** Work to be completed **
Could you return every record below exactly as it stands, leaving out the pictures?

** Records provided **

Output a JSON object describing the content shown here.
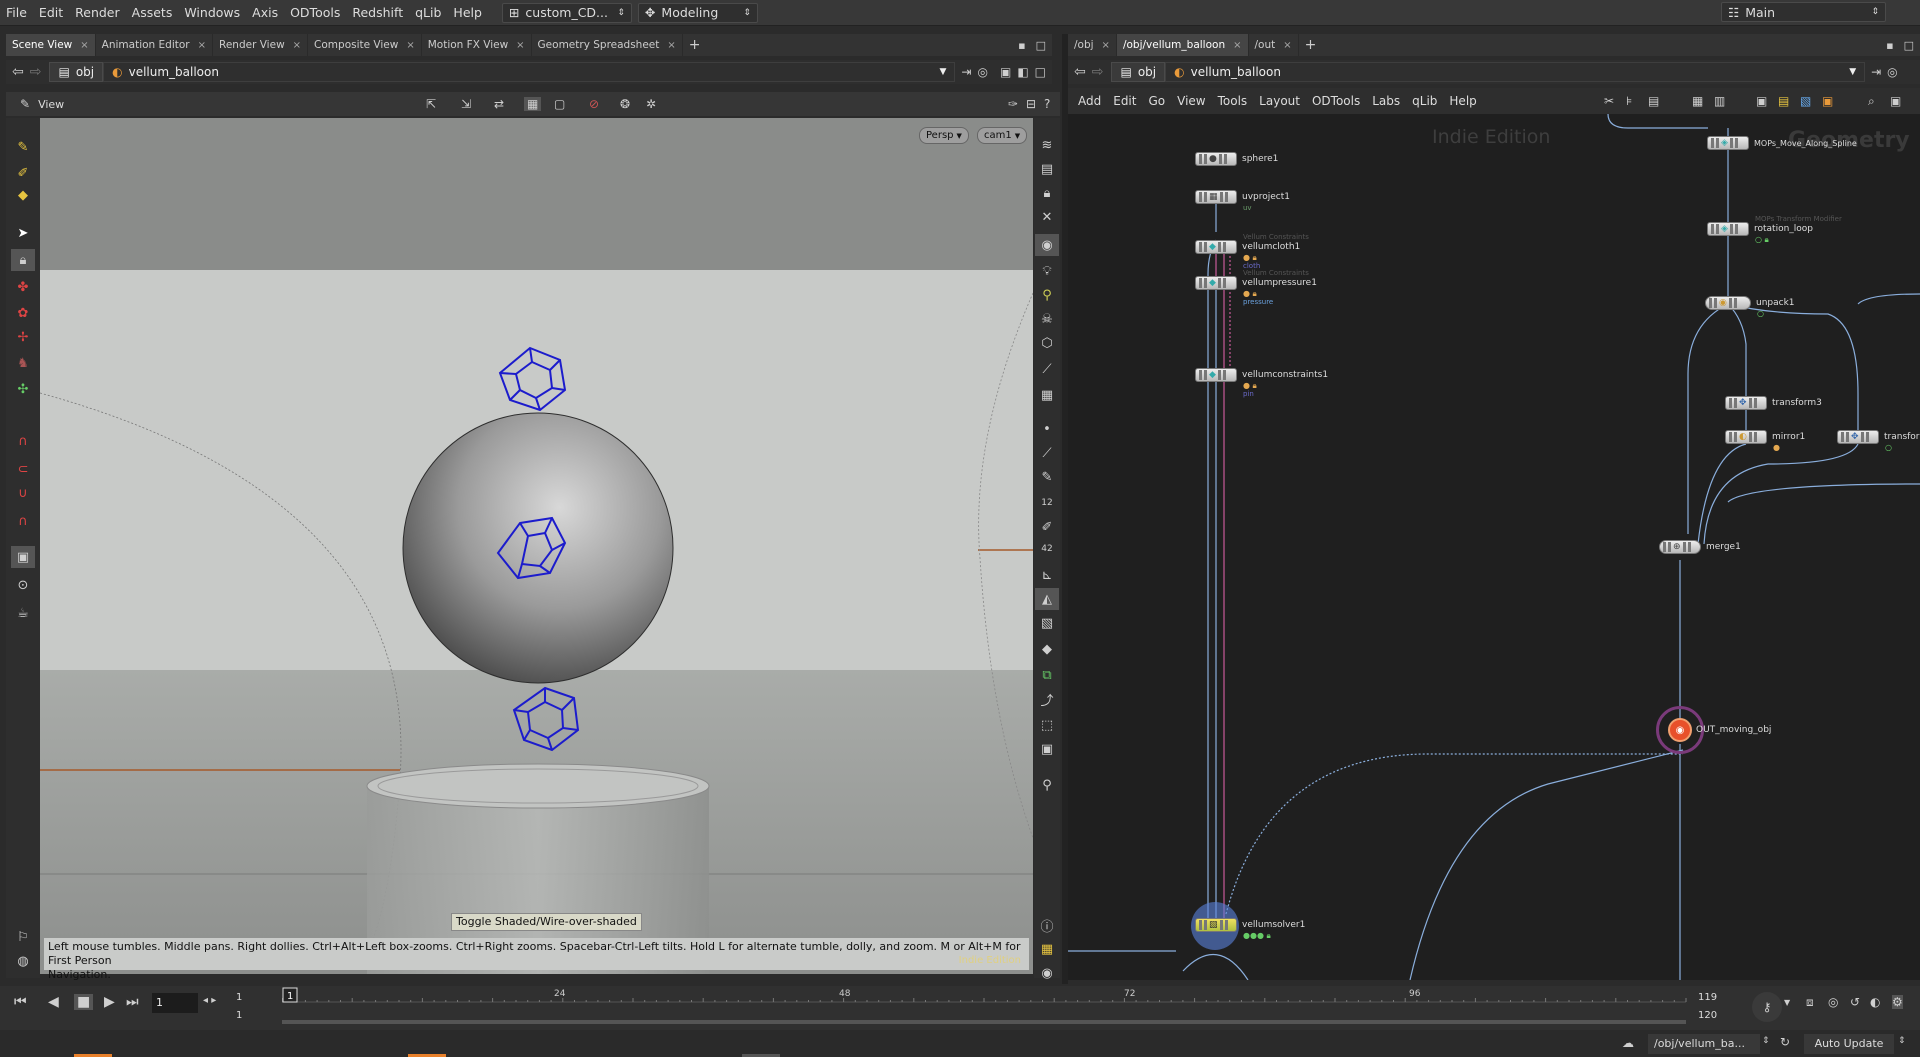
{
  "menubar": {
    "items": [
      "File",
      "Edit",
      "Render",
      "Assets",
      "Windows",
      "Axis",
      "ODTools",
      "Redshift",
      "qLib",
      "Help"
    ],
    "desktop": "custom_CD...",
    "shelf": "Modeling",
    "main": "Main"
  },
  "left_pane": {
    "tabs": [
      "Scene View",
      "Animation Editor",
      "Render View",
      "Composite View",
      "Motion FX View",
      "Geometry Spreadsheet"
    ],
    "path_root": "obj",
    "path_node": "vellum_balloon",
    "view_label": "View",
    "camera_mode": "Persp",
    "camera": "cam1",
    "tooltip": "Toggle Shaded/Wire-over-shaded",
    "status_line1": "Left mouse tumbles. Middle pans. Right dollies. Ctrl+Alt+Left box-zooms. Ctrl+Right zooms. Spacebar-Ctrl-Left tilts. Hold L for alternate tumble, dolly, and zoom.     M or Alt+M for First Person",
    "status_line2": "Navigation.",
    "watermark": "Indie Edition"
  },
  "right_pane": {
    "tabs": [
      "/obj",
      "/obj/vellum_balloon",
      "/out"
    ],
    "path_root": "obj",
    "path_node": "vellum_balloon",
    "menu": [
      "Add",
      "Edit",
      "Go",
      "View",
      "Tools",
      "Layout",
      "ODTools",
      "Labs",
      "qLib",
      "Help"
    ],
    "watermark": "Indie Edition",
    "context_label": "Geometry"
  },
  "nodes": {
    "sphere1": {
      "name": "sphere1"
    },
    "uvproject1": {
      "name": "uvproject1",
      "sub": "uv"
    },
    "vellumcloth1": {
      "name": "vellumcloth1",
      "type": "Vellum Constraints",
      "sub": "cloth"
    },
    "vellumpressure1": {
      "name": "vellumpressure1",
      "type": "Vellum Constraints",
      "sub": "pressure"
    },
    "vellumconstraints1": {
      "name": "vellumconstraints1",
      "sub": "pin"
    },
    "vellumsolver1": {
      "name": "vellumsolver1"
    },
    "mops_move": {
      "name": "MOPs_Move_Along_Spline"
    },
    "rotation_loop": {
      "name": "rotation_loop",
      "type": "MOPs Transform Modifier"
    },
    "unpack1": {
      "name": "unpack1"
    },
    "transform3": {
      "name": "transform3"
    },
    "mirror1": {
      "name": "mirror1"
    },
    "transform_partial": {
      "name": "transform"
    },
    "merge1": {
      "name": "merge1"
    },
    "out": {
      "name": "OUT_moving_obj"
    }
  },
  "timeline": {
    "current_frame": "1",
    "start_frame": "1",
    "start_frame2": "1",
    "end_frame": "119",
    "end_frame2": "120",
    "ticks": [
      "24",
      "48",
      "72",
      "96"
    ],
    "marker": "1",
    "playhead_fraction": 0.0,
    "range_fraction": 1.0
  },
  "statusbar": {
    "path": "/obj/vellum_ba...",
    "update_mode": "Auto Update"
  },
  "colors": {
    "wire_blue": "#1c1ccc",
    "out_node": "#e8502a",
    "solver": "#5a9ad6",
    "pink_wire": "#c85a9a"
  }
}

** Result for this exercise **
Output a JSON object describing the content shown here.
{
  "menubar": {
    "items": [
      "File",
      "Edit",
      "Render",
      "Assets",
      "Windows",
      "Axis",
      "ODTools",
      "Redshift",
      "qLib",
      "Help"
    ],
    "desktop": "custom_CD...",
    "shelf": "Modeling",
    "main": "Main"
  },
  "left_pane": {
    "tabs": [
      "Scene View",
      "Animation Editor",
      "Render View",
      "Composite View",
      "Motion FX View",
      "Geometry Spreadsheet"
    ],
    "path_root": "obj",
    "path_node": "vellum_balloon",
    "view_label": "View",
    "camera_mode": "Persp",
    "camera": "cam1",
    "tooltip": "Toggle Shaded/Wire-over-shaded",
    "status_line1": "Left mouse tumbles. Middle pans. Right dollies. Ctrl+Alt+Left box-zooms. Ctrl+Right zooms. Spacebar-Ctrl-Left tilts. Hold L for alternate tumble, dolly, and zoom.     M or Alt+M for First Person",
    "status_line2": "Navigation.",
    "watermark": "Indie Edition"
  },
  "right_pane": {
    "tabs": [
      "/obj",
      "/obj/vellum_balloon",
      "/out"
    ],
    "path_root": "obj",
    "path_node": "vellum_balloon",
    "menu": [
      "Add",
      "Edit",
      "Go",
      "View",
      "Tools",
      "Layout",
      "ODTools",
      "Labs",
      "qLib",
      "Help"
    ],
    "watermark": "Indie Edition",
    "context_label": "Geometry"
  },
  "nodes": {
    "sphere1": {
      "name": "sphere1"
    },
    "uvproject1": {
      "name": "uvproject1",
      "sub": "uv"
    },
    "vellumcloth1": {
      "name": "vellumcloth1",
      "type": "Vellum Constraints",
      "sub": "cloth"
    },
    "vellumpressure1": {
      "name": "vellumpressure1",
      "type": "Vellum Constraints",
      "sub": "pressure"
    },
    "vellumconstraints1": {
      "name": "vellumconstraints1",
      "sub": "pin"
    },
    "vellumsolver1": {
      "name": "vellumsolver1"
    },
    "mops_move": {
      "name": "MOPs_Move_Along_Spline"
    },
    "rotation_loop": {
      "name": "rotation_loop",
      "type": "MOPs Transform Modifier"
    },
    "unpack1": {
      "name": "unpack1"
    },
    "transform3": {
      "name": "transform3"
    },
    "mirror1": {
      "name": "mirror1"
    },
    "transform_partial": {
      "name": "transform"
    },
    "merge1": {
      "name": "merge1"
    },
    "out": {
      "name": "OUT_moving_obj"
    }
  },
  "timeline": {
    "current_frame": "1",
    "start_frame": "1",
    "start_frame2": "1",
    "end_frame": "119",
    "end_frame2": "120",
    "ticks": [
      "24",
      "48",
      "72",
      "96"
    ],
    "marker": "1",
    "playhead_fraction": 0.0,
    "range_fraction": 1.0
  },
  "statusbar": {
    "path": "/obj/vellum_ba...",
    "update_mode": "Auto Update"
  },
  "colors": {
    "wire_blue": "#1c1ccc",
    "out_node": "#e8502a",
    "solver": "#5a9ad6",
    "pink_wire": "#c85a9a"
  }
}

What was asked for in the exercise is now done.